++++ EXCERPTED RECORDS
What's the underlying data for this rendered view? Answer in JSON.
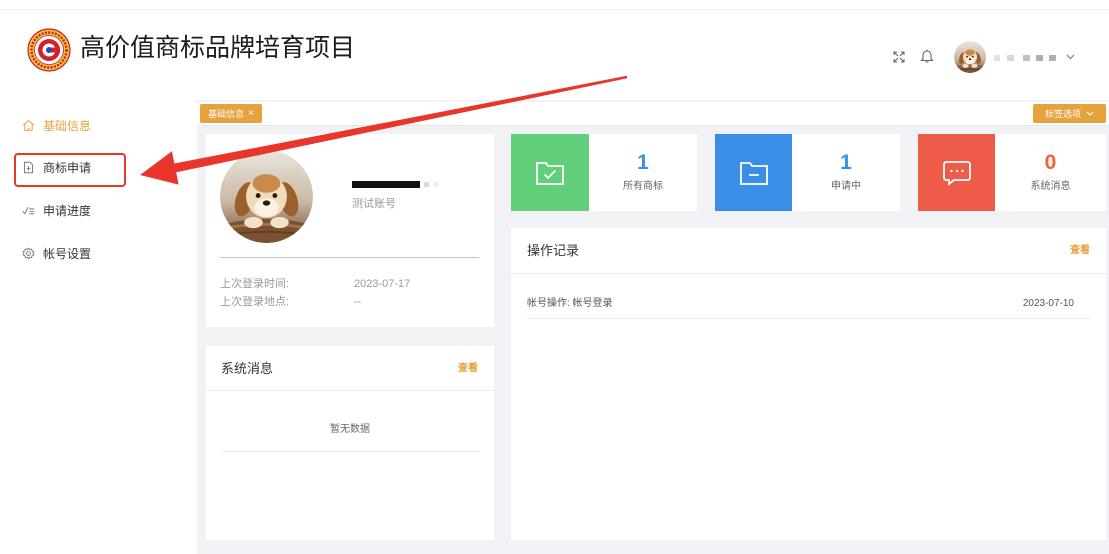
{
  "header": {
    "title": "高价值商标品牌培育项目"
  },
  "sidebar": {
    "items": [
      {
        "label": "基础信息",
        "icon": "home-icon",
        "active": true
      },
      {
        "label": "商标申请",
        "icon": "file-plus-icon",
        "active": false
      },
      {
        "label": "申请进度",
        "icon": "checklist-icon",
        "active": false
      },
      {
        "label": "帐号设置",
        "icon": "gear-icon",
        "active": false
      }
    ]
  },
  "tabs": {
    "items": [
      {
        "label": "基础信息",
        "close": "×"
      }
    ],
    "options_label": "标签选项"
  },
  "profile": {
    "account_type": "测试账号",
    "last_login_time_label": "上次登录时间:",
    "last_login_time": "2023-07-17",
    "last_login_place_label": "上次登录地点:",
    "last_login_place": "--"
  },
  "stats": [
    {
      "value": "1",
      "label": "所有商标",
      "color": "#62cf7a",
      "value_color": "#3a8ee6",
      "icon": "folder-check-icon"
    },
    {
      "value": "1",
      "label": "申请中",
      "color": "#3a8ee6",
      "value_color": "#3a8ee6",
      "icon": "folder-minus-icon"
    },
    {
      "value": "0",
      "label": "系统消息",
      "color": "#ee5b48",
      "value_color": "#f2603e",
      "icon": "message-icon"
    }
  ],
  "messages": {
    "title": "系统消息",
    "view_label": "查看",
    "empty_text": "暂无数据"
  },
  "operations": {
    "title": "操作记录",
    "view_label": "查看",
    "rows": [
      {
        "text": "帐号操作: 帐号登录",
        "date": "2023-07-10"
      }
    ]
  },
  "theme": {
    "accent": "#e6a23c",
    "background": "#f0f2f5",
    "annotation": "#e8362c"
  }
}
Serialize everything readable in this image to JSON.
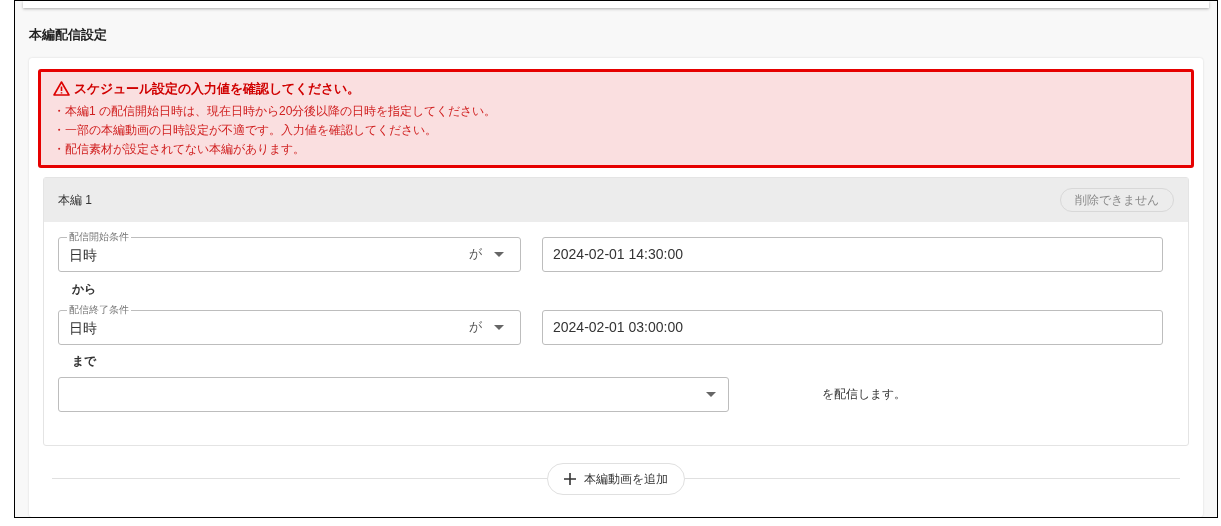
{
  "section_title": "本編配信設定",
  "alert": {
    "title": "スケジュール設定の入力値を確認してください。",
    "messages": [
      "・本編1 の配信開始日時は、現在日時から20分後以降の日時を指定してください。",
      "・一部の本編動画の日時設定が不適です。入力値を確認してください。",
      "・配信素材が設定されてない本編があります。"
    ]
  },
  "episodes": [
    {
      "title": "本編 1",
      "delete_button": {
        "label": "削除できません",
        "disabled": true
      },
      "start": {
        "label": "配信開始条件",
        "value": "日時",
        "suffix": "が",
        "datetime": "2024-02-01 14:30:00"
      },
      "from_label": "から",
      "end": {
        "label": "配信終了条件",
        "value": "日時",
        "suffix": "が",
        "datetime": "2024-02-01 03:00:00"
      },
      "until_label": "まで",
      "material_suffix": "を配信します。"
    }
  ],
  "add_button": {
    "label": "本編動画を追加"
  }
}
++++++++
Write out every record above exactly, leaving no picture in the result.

__OUTPUT OF THE EXERCISE__
What's the underlying data for this rendered view? Answer in JSON.
{
  "header": {
    "title": "高价值商标品牌培育项目"
  },
  "sidebar": {
    "items": [
      {
        "label": "基础信息",
        "icon": "home-icon",
        "active": true
      },
      {
        "label": "商标申请",
        "icon": "file-plus-icon",
        "active": false
      },
      {
        "label": "申请进度",
        "icon": "checklist-icon",
        "active": false
      },
      {
        "label": "帐号设置",
        "icon": "gear-icon",
        "active": false
      }
    ]
  },
  "tabs": {
    "items": [
      {
        "label": "基础信息",
        "close": "×"
      }
    ],
    "options_label": "标签选项"
  },
  "profile": {
    "account_type": "测试账号",
    "last_login_time_label": "上次登录时间:",
    "last_login_time": "2023-07-17",
    "last_login_place_label": "上次登录地点:",
    "last_login_place": "--"
  },
  "stats": [
    {
      "value": "1",
      "label": "所有商标",
      "color": "#62cf7a",
      "value_color": "#3a8ee6",
      "icon": "folder-check-icon"
    },
    {
      "value": "1",
      "label": "申请中",
      "color": "#3a8ee6",
      "value_color": "#3a8ee6",
      "icon": "folder-minus-icon"
    },
    {
      "value": "0",
      "label": "系统消息",
      "color": "#ee5b48",
      "value_color": "#f2603e",
      "icon": "message-icon"
    }
  ],
  "messages": {
    "title": "系统消息",
    "view_label": "查看",
    "empty_text": "暂无数据"
  },
  "operations": {
    "title": "操作记录",
    "view_label": "查看",
    "rows": [
      {
        "text": "帐号操作: 帐号登录",
        "date": "2023-07-10"
      }
    ]
  },
  "theme": {
    "accent": "#e6a23c",
    "background": "#f0f2f5",
    "annotation": "#e8362c"
  }
}
Serialize everything readable in this image to JSON.
{
  "section_title": "本編配信設定",
  "alert": {
    "title": "スケジュール設定の入力値を確認してください。",
    "messages": [
      "・本編1 の配信開始日時は、現在日時から20分後以降の日時を指定してください。",
      "・一部の本編動画の日時設定が不適です。入力値を確認してください。",
      "・配信素材が設定されてない本編があります。"
    ]
  },
  "episodes": [
    {
      "title": "本編 1",
      "delete_button": {
        "label": "削除できません",
        "disabled": true
      },
      "start": {
        "label": "配信開始条件",
        "value": "日時",
        "suffix": "が",
        "datetime": "2024-02-01 14:30:00"
      },
      "from_label": "から",
      "end": {
        "label": "配信終了条件",
        "value": "日時",
        "suffix": "が",
        "datetime": "2024-02-01 03:00:00"
      },
      "until_label": "まで",
      "material_suffix": "を配信します。"
    }
  ],
  "add_button": {
    "label": "本編動画を追加"
  }
}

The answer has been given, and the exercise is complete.